Twice, it was my fault. I should have checked to make sure the Neapolitan pizzeria in Ridgewood was still open on Sundays (not since summer) and holidays (not since ever).
But the last time, it was because the pizza was different.
How different? The point where the young pizzaiolo -- or pizza-maker -- took it upon himself to ask if anything was wrong when we didn't ask to have the leftovers wrapped.
"It's just not how it was last time," I told him.
"Ohhh," he said, knowingly. "Yeah, it's changed."
We talked for 10 minutes that day, and another 20 today. Indeed, A Mano has changed. For the better, the pizzaiolas insist. But those craving the truly authentic Neapolitan pizza it was known for may have to settle for more Neapolitan-style, because that's what A Mano seems to be serving today.
Sure, the dough is still made with imported Caputo flour, although it's mixed differently now, the pizza-makers say. The olive oil is still from Italy, but it's now a blend, designed to evaporate faster. The mozzarella is still made fresh each day, although it's now sprinkled over the whole pie, not sliced into strategically placed circles.
And most notably, the brick oven still burns wood, but now it's the same 600-degree heat you'll find at the neighborhood pizza joint, not the 1,000-degree inferno that was cooking pizzas in one minuted flat when the restaurant opened a year ago. [UPDATE ON JAN. 28: A Mano co-owner Fred Mortati said the information about the oven temperature, provided by A Mano employees, was not accuate; the temperature is unchanged.]
Why? "So customers will like it here," said pizzaiolo Gaetano Castaldo, who has trained and taught pizza-making all over the world and now seems to be in charge of Americanizing A Mano.
The Americanized A Mano pizza is thinner and dryer -- less like Naples and more like Ohio -- with a crust that more cracker-like than breadlike. My colleague, Rob Bieselin, said it best: It used to be like eating garlic bread. Now, it's like eating a tortilla. Eating a Mast' Nicola, an insanely simple pizza topped only with olive oil, grated Pecorino Romano cheese and a few sprigs of basil, seemed like crunching through a cheese crisp atop a Saltine.

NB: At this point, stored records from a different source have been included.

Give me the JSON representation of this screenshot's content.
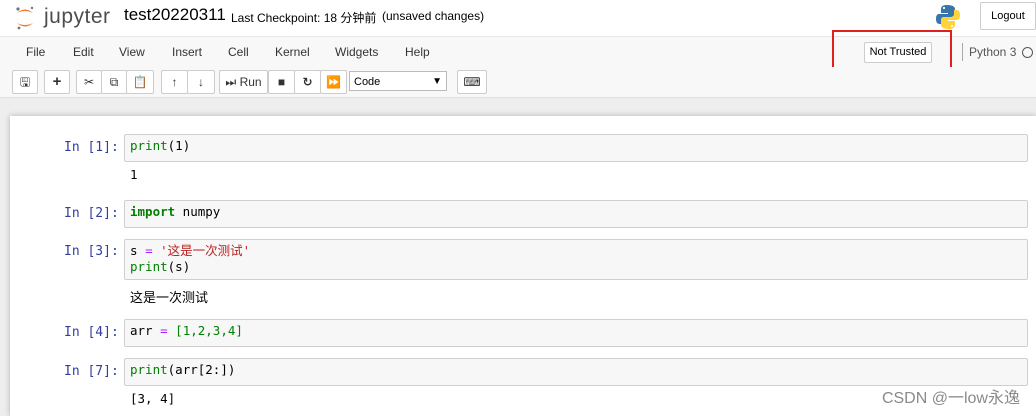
{
  "header": {
    "logo_text": "jupyter",
    "notebook_name": "test20220311",
    "checkpoint": "Last Checkpoint: 18 分钟前",
    "unsaved": "(unsaved changes)",
    "logout_label": "Logout"
  },
  "menubar": {
    "items": [
      "File",
      "Edit",
      "View",
      "Insert",
      "Cell",
      "Kernel",
      "Widgets",
      "Help"
    ],
    "trust_label": "Not Trusted",
    "kernel_name": "Python 3"
  },
  "toolbar": {
    "run_label": "Run",
    "cell_type": "Code",
    "icons": [
      "save-icon",
      "plus-icon",
      "cut-icon",
      "copy-icon",
      "paste-icon",
      "arrow-up-icon",
      "arrow-down-icon",
      "run-icon",
      "stop-icon",
      "restart-icon",
      "fast-forward-icon",
      "keyboard-icon"
    ]
  },
  "cells": [
    {
      "prompt": "In  [1]:",
      "output": "1"
    },
    {
      "prompt": "In  [2]:",
      "output": ""
    },
    {
      "prompt": "In  [3]:",
      "output": "这是一次测试"
    },
    {
      "prompt": "In  [4]:",
      "output": ""
    },
    {
      "prompt": "In  [7]:",
      "output": "[3, 4]"
    }
  ],
  "code": {
    "c1_fn": "print",
    "c1_rest": "(1)",
    "c2_kw": "import",
    "c2_rest": " numpy",
    "c3_var": "s ",
    "c3_eq": "=",
    "c3_str": " '这是一次测试'",
    "c3_fn": "print",
    "c3_rest": "(s)",
    "c4_var": "arr ",
    "c4_eq": "=",
    "c4_list": " [1,2,3,4]",
    "c5_fn": "print",
    "c5_rest": "(arr[2:])"
  },
  "watermark": "CSDN @一low永逸",
  "colors": {
    "prompt": "#303f9f",
    "keyword": "#008000",
    "string": "#ba2121",
    "highlight": "#e02020"
  }
}
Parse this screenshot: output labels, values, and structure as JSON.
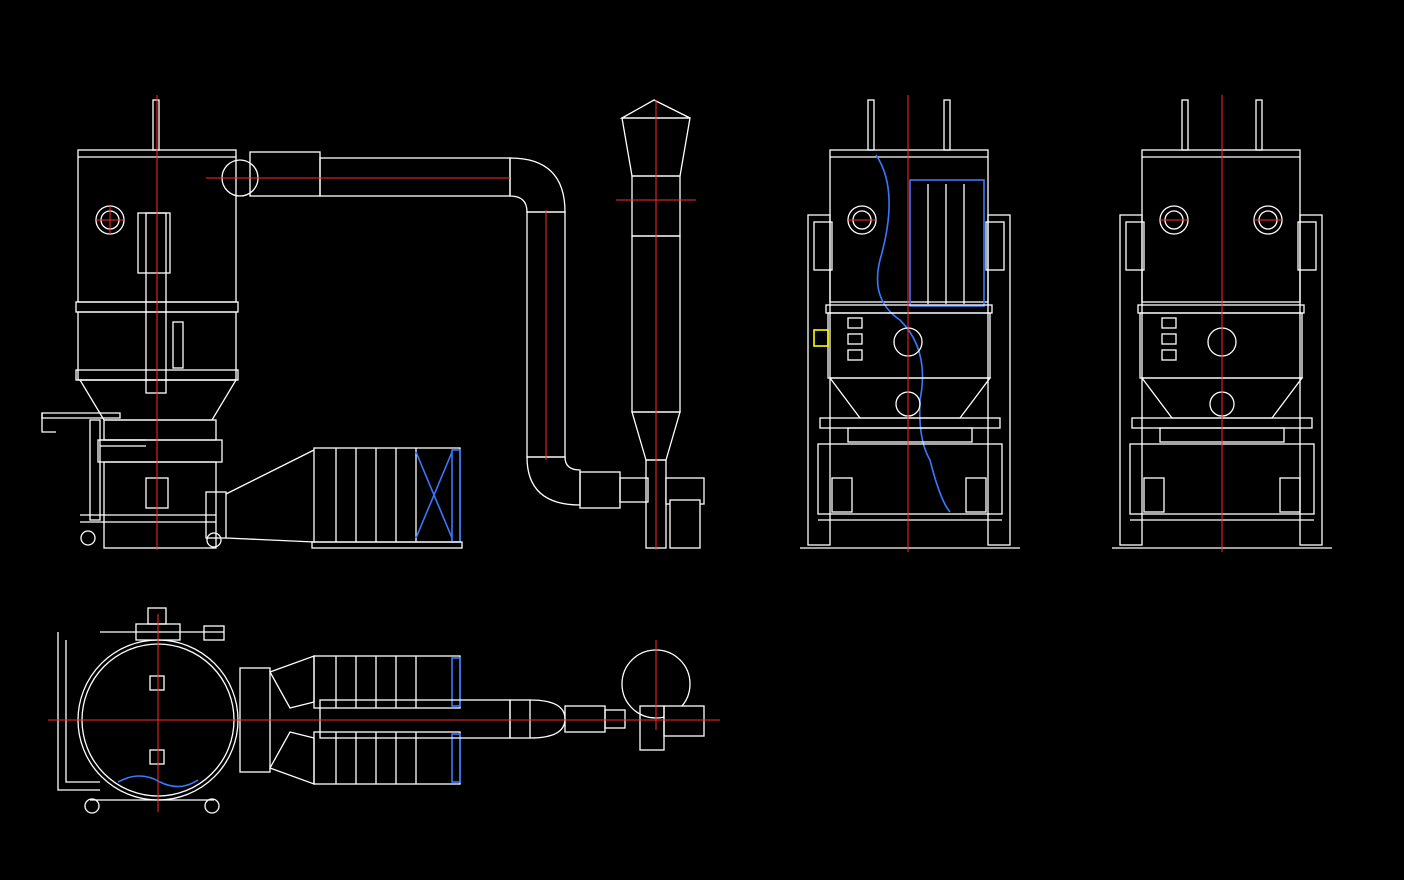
{
  "colors": {
    "background": "#000000",
    "outline": "#ffffff",
    "centerline": "#ff2a2a",
    "highlight": "#3a78ff",
    "marker": "#ffff00"
  },
  "views": [
    {
      "id": "side-elevation",
      "icon": "fluid-bed-dryer-side-view"
    },
    {
      "id": "front-elevation-section",
      "icon": "fluid-bed-dryer-front-section"
    },
    {
      "id": "front-elevation",
      "icon": "fluid-bed-dryer-front-view"
    },
    {
      "id": "plan-view",
      "icon": "fluid-bed-dryer-top-view"
    }
  ]
}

It's a stretch to say that North Jersey didn't like A Mano, but restaurant employees say they heard too many complaints about soft crusts. The drier, crisper pizza should change that, Castaldo said. "People enjoy this more now -- it's more light, more crisp -- than they liked it before," he said in Italian, translated by fellow pizzaiolo Fedrico Fridman. The bottom line has improved in the weeks since the change, he said.
It's important to note that the assembly technique has not changed. The dough is still stretched by hand by pizza-makers who train for weeks. Fridman said it was a month and a half before he ever made a pizza for a customer. He spent his first week just flipping a dish towel over his hands, simulating dough. "No kidding," he said, demonstrating a dish towel pie.
And the pizza-makers are eager to authenticate the experience best they can. If you prefer something a little more Napleslike, just ask, they say, and they'll do what they can. "Our job is to make the customer happy," said Gennaro Romeo, the chef who handles behind-the-scenes work at A Mano and the adjacent Jerry's Gourmet & More next door.
Roberto Caporuscio, the chef-partner who was the face of the restaurant when it opened, is in the middle of a two-month vacation to Italy, his employees said. Jerry's Gourmet owner Jerry Turci, one of A Mano's owners, was not at his Englewood store today and phone and e-mail messages left this morning at his home weren't immediately returned.